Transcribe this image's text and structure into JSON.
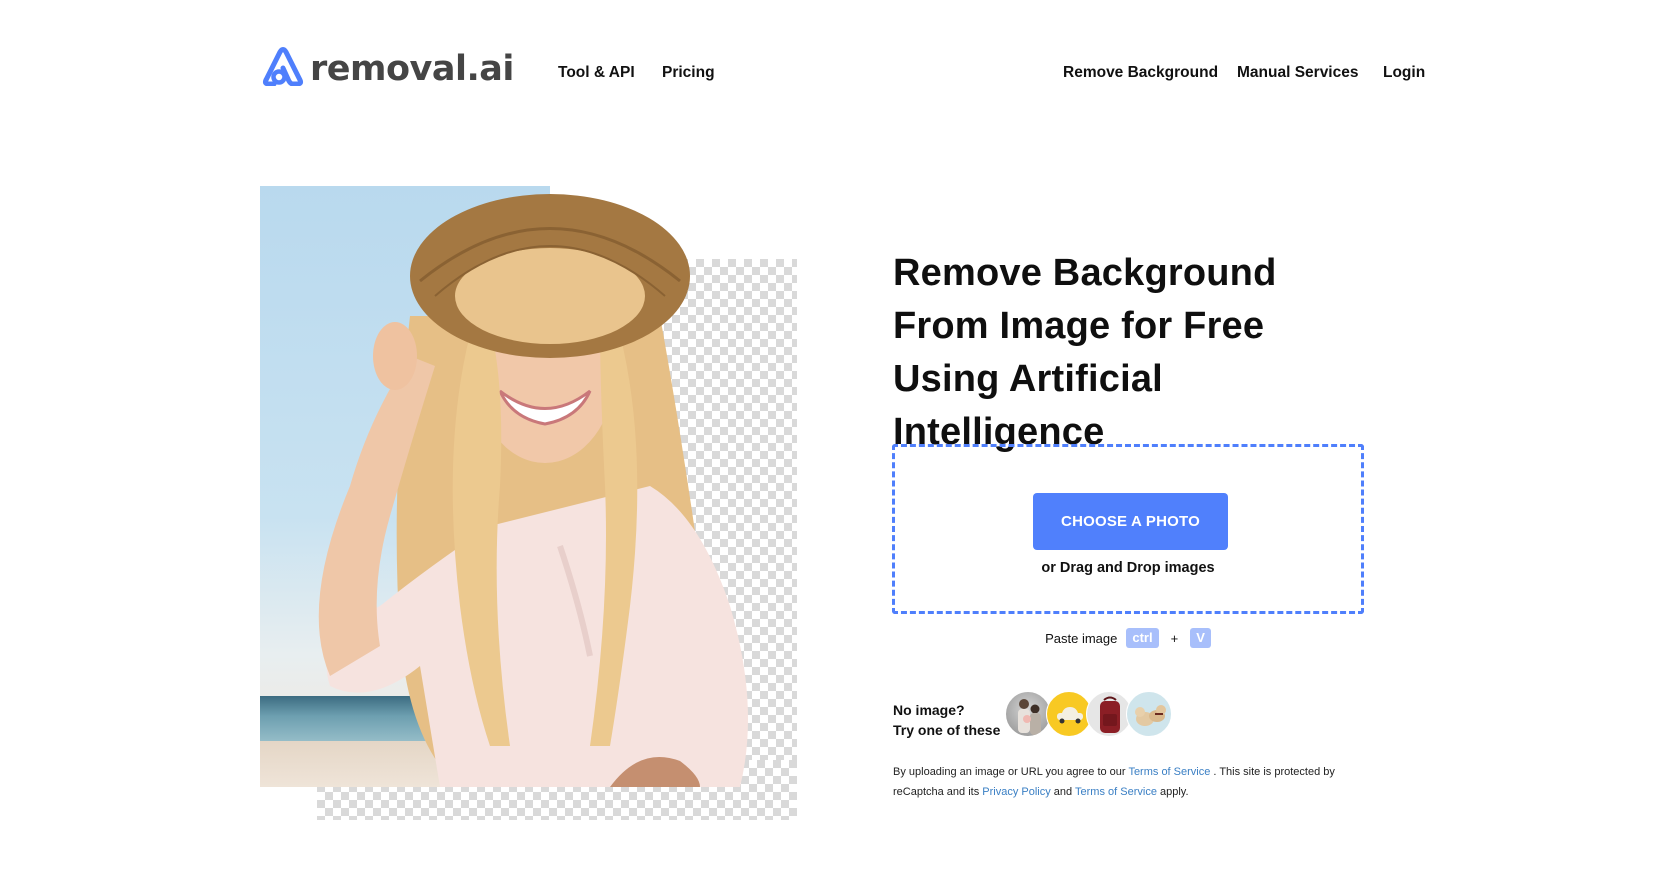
{
  "brand": {
    "name": "removal.ai",
    "accent_color": "#4f7ffc",
    "button_color": "#5080fc",
    "logo_icon": "removal-ai-arch-icon"
  },
  "nav": {
    "left": [
      {
        "label": "Tool & API"
      },
      {
        "label": "Pricing"
      }
    ],
    "right": [
      {
        "label": "Remove Background"
      },
      {
        "label": "Manual Services"
      },
      {
        "label": "Login"
      }
    ]
  },
  "hero": {
    "image_description": "Smiling woman in straw hat on beach, background partially removed (transparent checkerboard)",
    "headline": "Remove Background From Image for Free Using Artificial Intelligence"
  },
  "upload": {
    "button_label": "CHOOSE A PHOTO",
    "drag_text": "or Drag and Drop images",
    "paste_label": "Paste image",
    "key_ctrl": "ctrl",
    "plus": "+",
    "key_v": "V"
  },
  "samples": {
    "label_line1": "No image?",
    "label_line2": "Try one of these",
    "items": [
      {
        "name": "family-photo"
      },
      {
        "name": "car-photo"
      },
      {
        "name": "backpack-photo"
      },
      {
        "name": "dogs-photo"
      }
    ]
  },
  "legal": {
    "text1": "By uploading an image or URL you agree to our ",
    "link1": "Terms of Service",
    "text2": " . This site is protected by reCaptcha and its ",
    "link2": "Privacy Policy",
    "text3": " and ",
    "link3": "Terms of Service",
    "text4": " apply."
  }
}
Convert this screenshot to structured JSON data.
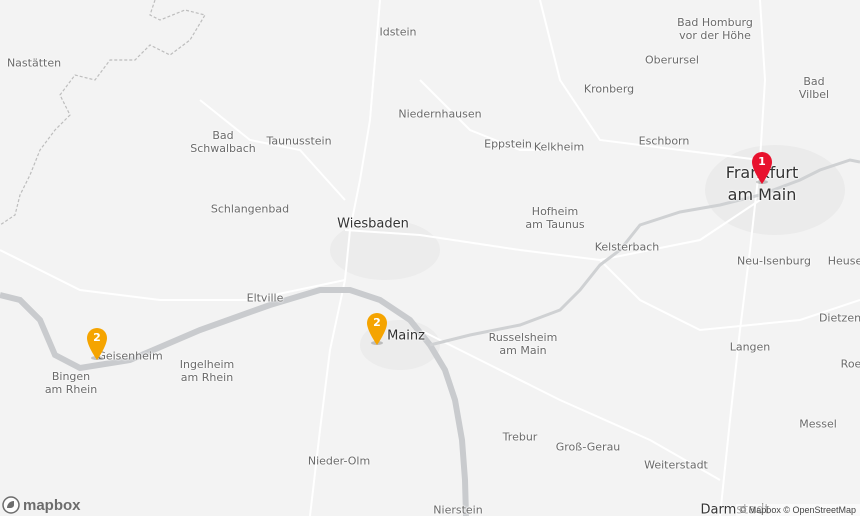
{
  "map": {
    "places": [
      {
        "id": "nastatten",
        "label": "Nastätten"
      },
      {
        "id": "idstein",
        "label": "Idstein"
      },
      {
        "id": "bad-homburg",
        "label": "Bad Homburg\nvor der Höhe"
      },
      {
        "id": "oberursel",
        "label": "Oberursel"
      },
      {
        "id": "bad-vilbel",
        "label": "Bad Vilbel"
      },
      {
        "id": "kronberg",
        "label": "Kronberg"
      },
      {
        "id": "niedernhausen",
        "label": "Niedernhausen"
      },
      {
        "id": "bad-schwalbach",
        "label": "Bad\nSchwalbach"
      },
      {
        "id": "taunusstein",
        "label": "Taunusstein"
      },
      {
        "id": "eppstein",
        "label": "Eppstein"
      },
      {
        "id": "kelkheim",
        "label": "Kelkheim"
      },
      {
        "id": "eschborn",
        "label": "Eschborn"
      },
      {
        "id": "frankfurt",
        "label": "Frankfurt\nam Main"
      },
      {
        "id": "schlangenbad",
        "label": "Schlangenbad"
      },
      {
        "id": "wiesbaden",
        "label": "Wiesbaden"
      },
      {
        "id": "hofheim",
        "label": "Hofheim\nam Taunus"
      },
      {
        "id": "kelsterbach",
        "label": "Kelsterbach"
      },
      {
        "id": "neu-isenburg",
        "label": "Neu-Isenburg"
      },
      {
        "id": "heuse",
        "label": "Heuse"
      },
      {
        "id": "eltville",
        "label": "Eltville"
      },
      {
        "id": "mainz",
        "label": "Mainz"
      },
      {
        "id": "russelsheim",
        "label": "Russelsheim\nam Main"
      },
      {
        "id": "dietzen",
        "label": "Dietzen"
      },
      {
        "id": "geisenheim",
        "label": "Geisenheim"
      },
      {
        "id": "ingelheim",
        "label": "Ingelheim\nam Rhein"
      },
      {
        "id": "bingen",
        "label": "Bingen\nam Rhein"
      },
      {
        "id": "langen",
        "label": "Langen"
      },
      {
        "id": "roe",
        "label": "Roe"
      },
      {
        "id": "trebur",
        "label": "Trebur"
      },
      {
        "id": "gross-gerau",
        "label": "Groß-Gerau"
      },
      {
        "id": "messel",
        "label": "Messel"
      },
      {
        "id": "nieder-olm",
        "label": "Nieder-Olm"
      },
      {
        "id": "weiterstadt",
        "label": "Weiterstadt"
      },
      {
        "id": "nierstein",
        "label": "Nierstein"
      },
      {
        "id": "darmstadt",
        "label": "Darmstadt"
      }
    ],
    "markers": [
      {
        "id": "cluster-geisenheim",
        "count": "2",
        "color": "#f5a400",
        "icon": "map-pin-icon"
      },
      {
        "id": "cluster-mainz",
        "count": "2",
        "color": "#f5a400",
        "icon": "map-pin-icon"
      },
      {
        "id": "marker-frankfurt",
        "count": "1",
        "color": "#e8112d",
        "icon": "map-pin-icon"
      }
    ],
    "colors": {
      "background": "#f3f3f3",
      "water": "#c9cbce",
      "road": "#ffffff",
      "border": "#bfbfbf"
    }
  },
  "logo": {
    "text": "mapbox",
    "icon": "mapbox-logo-icon"
  },
  "attribution": {
    "text": "© Mapbox © OpenStreetMap"
  }
}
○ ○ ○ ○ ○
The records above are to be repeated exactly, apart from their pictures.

ANSWER BOX.
Transcribe this image's text and structure into JSON.
{
  "brand": {
    "name": "removal.ai",
    "accent_color": "#4f7ffc",
    "button_color": "#5080fc",
    "logo_icon": "removal-ai-arch-icon"
  },
  "nav": {
    "left": [
      {
        "label": "Tool & API"
      },
      {
        "label": "Pricing"
      }
    ],
    "right": [
      {
        "label": "Remove Background"
      },
      {
        "label": "Manual Services"
      },
      {
        "label": "Login"
      }
    ]
  },
  "hero": {
    "image_description": "Smiling woman in straw hat on beach, background partially removed (transparent checkerboard)",
    "headline": "Remove Background From Image for Free Using Artificial Intelligence"
  },
  "upload": {
    "button_label": "CHOOSE A PHOTO",
    "drag_text": "or Drag and Drop images",
    "paste_label": "Paste image",
    "key_ctrl": "ctrl",
    "plus": "+",
    "key_v": "V"
  },
  "samples": {
    "label_line1": "No image?",
    "label_line2": "Try one of these",
    "items": [
      {
        "name": "family-photo"
      },
      {
        "name": "car-photo"
      },
      {
        "name": "backpack-photo"
      },
      {
        "name": "dogs-photo"
      }
    ]
  },
  "legal": {
    "text1": "By uploading an image or URL you agree to our ",
    "link1": "Terms of Service",
    "text2": " . This site is protected by reCaptcha and its ",
    "link2": "Privacy Policy",
    "text3": " and ",
    "link3": "Terms of Service",
    "text4": " apply."
  }
}
Convert this screenshot to structured JSON data.
{
  "map": {
    "places": [
      {
        "id": "nastatten",
        "label": "Nastätten"
      },
      {
        "id": "idstein",
        "label": "Idstein"
      },
      {
        "id": "bad-homburg",
        "label": "Bad Homburg\nvor der Höhe"
      },
      {
        "id": "oberursel",
        "label": "Oberursel"
      },
      {
        "id": "bad-vilbel",
        "label": "Bad Vilbel"
      },
      {
        "id": "kronberg",
        "label": "Kronberg"
      },
      {
        "id": "niedernhausen",
        "label": "Niedernhausen"
      },
      {
        "id": "bad-schwalbach",
        "label": "Bad\nSchwalbach"
      },
      {
        "id": "taunusstein",
        "label": "Taunusstein"
      },
      {
        "id": "eppstein",
        "label": "Eppstein"
      },
      {
        "id": "kelkheim",
        "label": "Kelkheim"
      },
      {
        "id": "eschborn",
        "label": "Eschborn"
      },
      {
        "id": "frankfurt",
        "label": "Frankfurt\nam Main"
      },
      {
        "id": "schlangenbad",
        "label": "Schlangenbad"
      },
      {
        "id": "wiesbaden",
        "label": "Wiesbaden"
      },
      {
        "id": "hofheim",
        "label": "Hofheim\nam Taunus"
      },
      {
        "id": "kelsterbach",
        "label": "Kelsterbach"
      },
      {
        "id": "neu-isenburg",
        "label": "Neu-Isenburg"
      },
      {
        "id": "heuse",
        "label": "Heuse"
      },
      {
        "id": "eltville",
        "label": "Eltville"
      },
      {
        "id": "mainz",
        "label": "Mainz"
      },
      {
        "id": "russelsheim",
        "label": "Russelsheim\nam Main"
      },
      {
        "id": "dietzen",
        "label": "Dietzen"
      },
      {
        "id": "geisenheim",
        "label": "Geisenheim"
      },
      {
        "id": "ingelheim",
        "label": "Ingelheim\nam Rhein"
      },
      {
        "id": "bingen",
        "label": "Bingen\nam Rhein"
      },
      {
        "id": "langen",
        "label": "Langen"
      },
      {
        "id": "roe",
        "label": "Roe"
      },
      {
        "id": "trebur",
        "label": "Trebur"
      },
      {
        "id": "gross-gerau",
        "label": "Groß-Gerau"
      },
      {
        "id": "messel",
        "label": "Messel"
      },
      {
        "id": "nieder-olm",
        "label": "Nieder-Olm"
      },
      {
        "id": "weiterstadt",
        "label": "Weiterstadt"
      },
      {
        "id": "nierstein",
        "label": "Nierstein"
      },
      {
        "id": "darmstadt",
        "label": "Darmstadt"
      }
    ],
    "markers": [
      {
        "id": "cluster-geisenheim",
        "count": "2",
        "color": "#f5a400",
        "icon": "map-pin-icon"
      },
      {
        "id": "cluster-mainz",
        "count": "2",
        "color": "#f5a400",
        "icon": "map-pin-icon"
      },
      {
        "id": "marker-frankfurt",
        "count": "1",
        "color": "#e8112d",
        "icon": "map-pin-icon"
      }
    ],
    "colors": {
      "background": "#f3f3f3",
      "water": "#c9cbce",
      "road": "#ffffff",
      "border": "#bfbfbf"
    }
  },
  "logo": {
    "text": "mapbox",
    "icon": "mapbox-logo-icon"
  },
  "attribution": {
    "text": "© Mapbox © OpenStreetMap"
  }
}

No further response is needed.